§ **TASK INSTRUCTIONS**: The complete listing goes into the output exactly, without its pictures.

START INFORMATION SUPPLIED

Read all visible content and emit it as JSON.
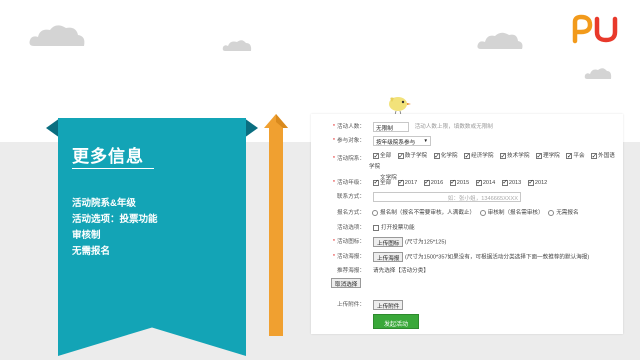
{
  "slide": {
    "heading": "更多信息",
    "lines": [
      "活动院系&年级",
      "活动选项：投票功能",
      "审核制",
      "无需报名"
    ]
  },
  "brand": {
    "logo_text": "PU",
    "colors": {
      "teal": "#13a4b6",
      "orange": "#f0a030",
      "logo_orange": "#f29a1b",
      "logo_red": "#e8392b",
      "green": "#3aa83a"
    }
  },
  "form": {
    "count": {
      "label": "活动人数：",
      "value": "无限制",
      "hint": "活动人数上限，填数数或无限制"
    },
    "audience": {
      "label": "参与对象：",
      "selected": "按年级院系参与"
    },
    "faculty": {
      "label": "活动院系：",
      "options": [
        "全部",
        "鼓子学院",
        "化学院",
        "经济学院",
        "技术学院",
        "理学院",
        "平会",
        "外国语学院",
        "文学院"
      ]
    },
    "grade": {
      "label": "活动年级：",
      "options": [
        "全部",
        "2017",
        "2016",
        "2015",
        "2014",
        "2013",
        "2012"
      ]
    },
    "contact": {
      "label": "联系方式：",
      "placeholder": "如：张小姐，1346665XXXX"
    },
    "mode": {
      "label": "报名方式：",
      "options": [
        "报名制（报名不需要审核，人满截止）",
        "审核制（报名需审核）",
        "无需报名"
      ]
    },
    "options": {
      "label": "活动选项：",
      "vote": "打开投票功能"
    },
    "icon": {
      "label": "活动图标：",
      "button": "上传图标",
      "hint": "(尺寸为125*125)"
    },
    "poster": {
      "label": "活动海报：",
      "button": "上传海报",
      "hint": "(尺寸为1500*357如果没有，可根据活动分类选择下面一款推荐的默认海报)"
    },
    "recommend": {
      "label": "推荐海报：",
      "text": "请先选择【活动分类】"
    },
    "cancel_button": "取消选择",
    "attachment": {
      "label": "上传附件：",
      "button": "上传附件"
    },
    "submit_button": "发起活动"
  }
}
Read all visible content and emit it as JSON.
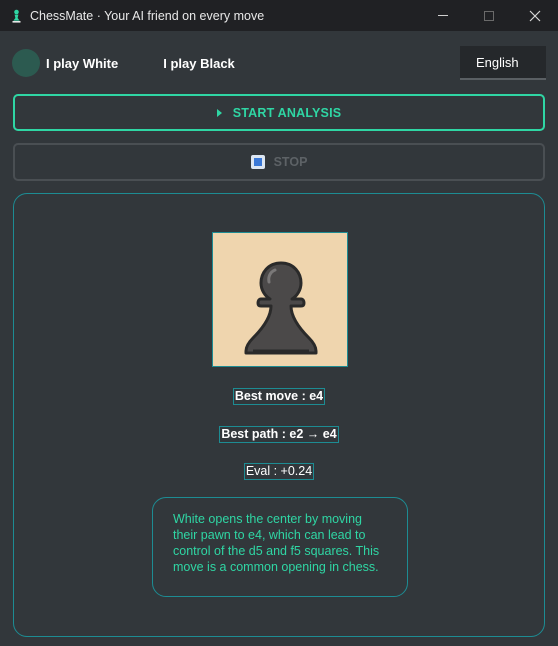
{
  "window": {
    "title": "ChessMate · Your AI friend on every move",
    "app_icon": "pawn-icon",
    "controls": [
      "minimize-icon",
      "maximize-icon",
      "close-icon"
    ]
  },
  "side_selector": {
    "white_label": "I play White",
    "black_label": "I play Black"
  },
  "language": {
    "selected": "English"
  },
  "buttons": {
    "start_label": "START ANALYSIS",
    "stop_label": "STOP"
  },
  "analysis": {
    "piece_icon": "black-pawn-icon",
    "best_move": "Best move : e4",
    "best_path": "Best path : e2 → e4",
    "eval": "Eval : +0.24",
    "explanation": "White opens the center by moving their pawn to e4, which can lead to control of the d5 and f5 squares. This move is a common opening in chess."
  },
  "colors": {
    "accent": "#2fd6a4",
    "panel_border": "#1d8c93",
    "background": "#32373b",
    "titlebar": "#202124",
    "piece_square": "#efd5ae"
  }
}
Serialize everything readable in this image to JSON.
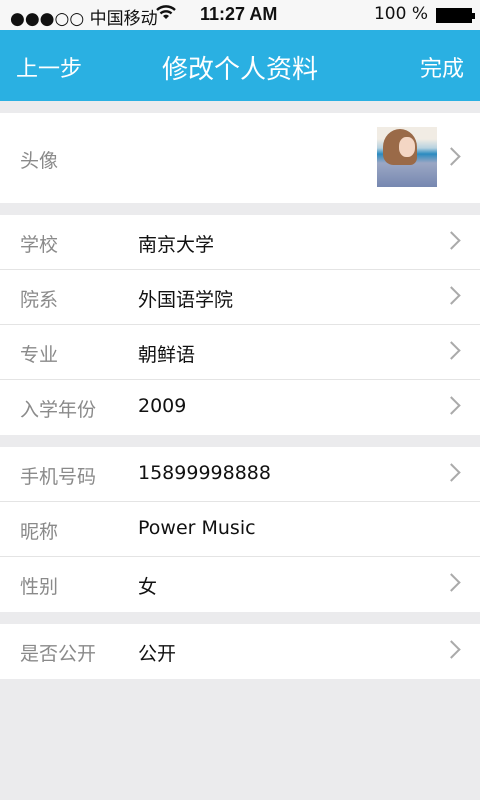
{
  "status_bar": {
    "carrier": "●●●○○ 中国移动",
    "wifi_icon": "wifi-icon",
    "time": "11:27 AM",
    "battery": "100 %"
  },
  "nav": {
    "back_label": "上一步",
    "title": "修改个人资料",
    "done_label": "完成",
    "color": "#2ab0e2"
  },
  "profile": {
    "avatar_label": "头像",
    "school": {
      "label": "学校",
      "value": "南京大学"
    },
    "department": {
      "label": "院系",
      "value": "外国语学院"
    },
    "major": {
      "label": "专业",
      "value": "朝鲜语"
    },
    "enroll_year": {
      "label": "入学年份",
      "value": "2009"
    },
    "phone": {
      "label": "手机号码",
      "value": "15899998888"
    },
    "nickname": {
      "label": "昵称",
      "value": "Power Music"
    },
    "gender": {
      "label": "性别",
      "value": "女"
    },
    "public": {
      "label": "是否公开",
      "value": "公开"
    }
  }
}
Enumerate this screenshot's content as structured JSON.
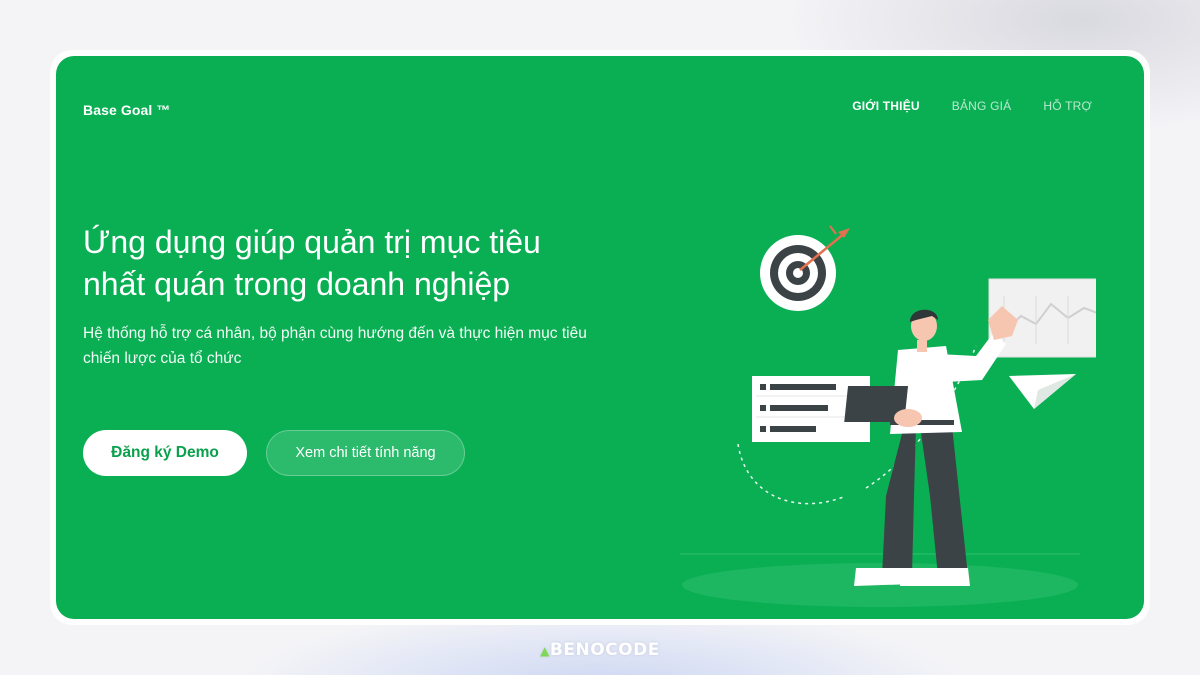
{
  "brand": {
    "name": "Base Goal ™"
  },
  "nav": {
    "items": [
      {
        "label": "GIỚI THIỆU",
        "active": true
      },
      {
        "label": "BẢNG GIÁ",
        "active": false
      },
      {
        "label": "HỖ TRỢ",
        "active": false
      }
    ]
  },
  "hero": {
    "headline_line1": "Ứng dụng giúp quản trị mục tiêu",
    "headline_line2": "nhất quán trong doanh nghiệp",
    "subline_line1": "Hệ thống hỗ trợ cá nhân, bộ phận cùng hướng đến và thực hiện mục tiêu",
    "subline_line2": "chiến lược của tổ chức",
    "primary_button": "Đăng ký Demo",
    "secondary_button": "Xem chi tiết tính năng"
  },
  "watermark": {
    "text": "BENOCODE"
  },
  "colors": {
    "brand_green": "#0aaf54",
    "button_text_green": "#0aa04c",
    "dark_pants": "#3b4346",
    "arrow_red": "#e2714f"
  }
}
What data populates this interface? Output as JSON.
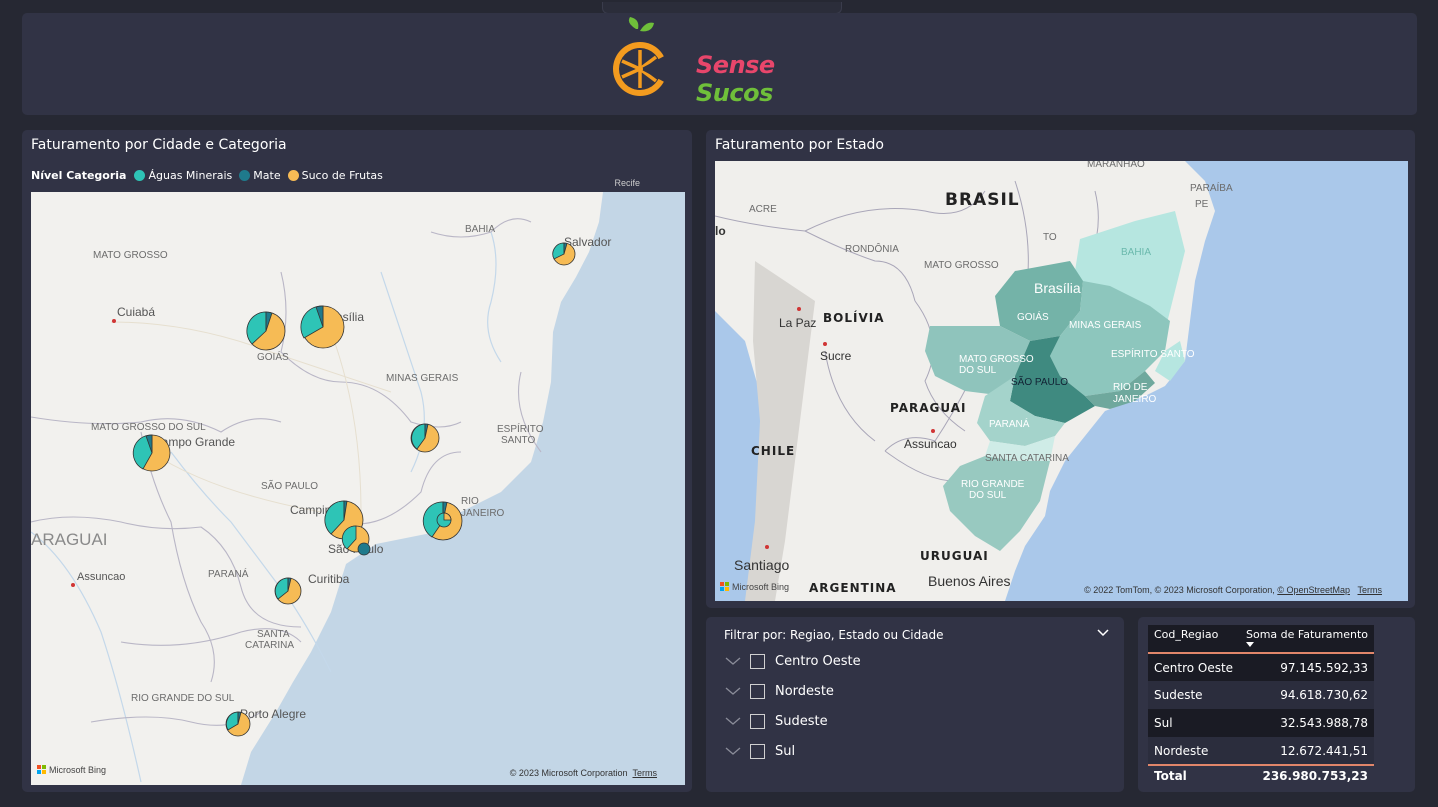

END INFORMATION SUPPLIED

§ **EXERCISE SOLUTION**:
Read all visible content and emit it as JSON.
{
  "slide": {
    "heading": "更多信息",
    "lines": [
      "活动院系&年级",
      "活动选项：投票功能",
      "审核制",
      "无需报名"
    ]
  },
  "brand": {
    "logo_text": "PU",
    "colors": {
      "teal": "#13a4b6",
      "orange": "#f0a030",
      "logo_orange": "#f29a1b",
      "logo_red": "#e8392b",
      "green": "#3aa83a"
    }
  },
  "form": {
    "count": {
      "label": "活动人数：",
      "value": "无限制",
      "hint": "活动人数上限，填数数或无限制"
    },
    "audience": {
      "label": "参与对象：",
      "selected": "按年级院系参与"
    },
    "faculty": {
      "label": "活动院系：",
      "options": [
        "全部",
        "鼓子学院",
        "化学院",
        "经济学院",
        "技术学院",
        "理学院",
        "平会",
        "外国语学院",
        "文学院"
      ]
    },
    "grade": {
      "label": "活动年级：",
      "options": [
        "全部",
        "2017",
        "2016",
        "2015",
        "2014",
        "2013",
        "2012"
      ]
    },
    "contact": {
      "label": "联系方式：",
      "placeholder": "如：张小姐，1346665XXXX"
    },
    "mode": {
      "label": "报名方式：",
      "options": [
        "报名制（报名不需要审核，人满截止）",
        "审核制（报名需审核）",
        "无需报名"
      ]
    },
    "options": {
      "label": "活动选项：",
      "vote": "打开投票功能"
    },
    "icon": {
      "label": "活动图标：",
      "button": "上传图标",
      "hint": "(尺寸为125*125)"
    },
    "poster": {
      "label": "活动海报：",
      "button": "上传海报",
      "hint": "(尺寸为1500*357如果没有，可根据活动分类选择下面一款推荐的默认海报)"
    },
    "recommend": {
      "label": "推荐海报：",
      "text": "请先选择【活动分类】"
    },
    "cancel_button": "取消选择",
    "attachment": {
      "label": "上传附件：",
      "button": "上传附件"
    },
    "submit_button": "发起活动"
  }
}
Read all visible content and emit it as JSON.
{
  "window": {
    "title": "ChessMate · Your AI friend on every move",
    "app_icon": "pawn-icon",
    "controls": [
      "minimize-icon",
      "maximize-icon",
      "close-icon"
    ]
  },
  "side_selector": {
    "white_label": "I play White",
    "black_label": "I play Black"
  },
  "language": {
    "selected": "English"
  },
  "buttons": {
    "start_label": "START ANALYSIS",
    "stop_label": "STOP"
  },
  "analysis": {
    "piece_icon": "black-pawn-icon",
    "best_move": "Best move : e4",
    "best_path": "Best path : e2 → e4",
    "eval": "Eval : +0.24",
    "explanation": "White opens the center by moving their pawn to e4, which can lead to control of the d5 and f5 squares. This move is a common opening in chess."
  },
  "colors": {
    "accent": "#2fd6a4",
    "panel_border": "#1d8c93",
    "background": "#32373b",
    "titlebar": "#202124",
    "piece_square": "#efd5ae"
  }
}
Serialize everything readable in this image to JSON.
{
  "status_bar": {
    "carrier": "●●●○○ 中国移动",
    "wifi_icon": "wifi-icon",
    "time": "11:27 AM",
    "battery": "100 %"
  },
  "nav": {
    "back_label": "上一步",
    "title": "修改个人资料",
    "done_label": "完成",
    "color": "#2ab0e2"
  },
  "profile": {
    "avatar_label": "头像",
    "school": {
      "label": "学校",
      "value": "南京大学"
    },
    "department": {
      "label": "院系",
      "value": "外国语学院"
    },
    "major": {
      "label": "专业",
      "value": "朝鲜语"
    },
    "enroll_year": {
      "label": "入学年份",
      "value": "2009"
    },
    "phone": {
      "label": "手机号码",
      "value": "15899998888"
    },
    "nickname": {
      "label": "昵称",
      "value": "Power Music"
    },
    "gender": {
      "label": "性别",
      "value": "女"
    },
    "public": {
      "label": "是否公开",
      "value": "公开"
    }
  }
}
Enumerate this screenshot's content as structured JSON.
{
  "brand": {
    "name": "Base Goal ™"
  },
  "nav": {
    "items": [
      {
        "label": "GIỚI THIỆU",
        "active": true
      },
      {
        "label": "BẢNG GIÁ",
        "active": false
      },
      {
        "label": "HỖ TRỢ",
        "active": false
      }
    ]
  },
  "hero": {
    "headline_line1": "Ứng dụng giúp quản trị mục tiêu",
    "headline_line2": "nhất quán trong doanh nghiệp",
    "subline_line1": "Hệ thống hỗ trợ cá nhân, bộ phận cùng hướng đến và thực hiện mục tiêu",
    "subline_line2": "chiến lược của tổ chức",
    "primary_button": "Đăng ký Demo",
    "secondary_button": "Xem chi tiết tính năng"
  },
  "watermark": {
    "text": "BENOCODE"
  },
  "colors": {
    "brand_green": "#0aaf54",
    "button_text_green": "#0aa04c",
    "dark_pants": "#3b4346",
    "arrow_red": "#e2714f"
  }
}
What data populates this interface? Output as JSON.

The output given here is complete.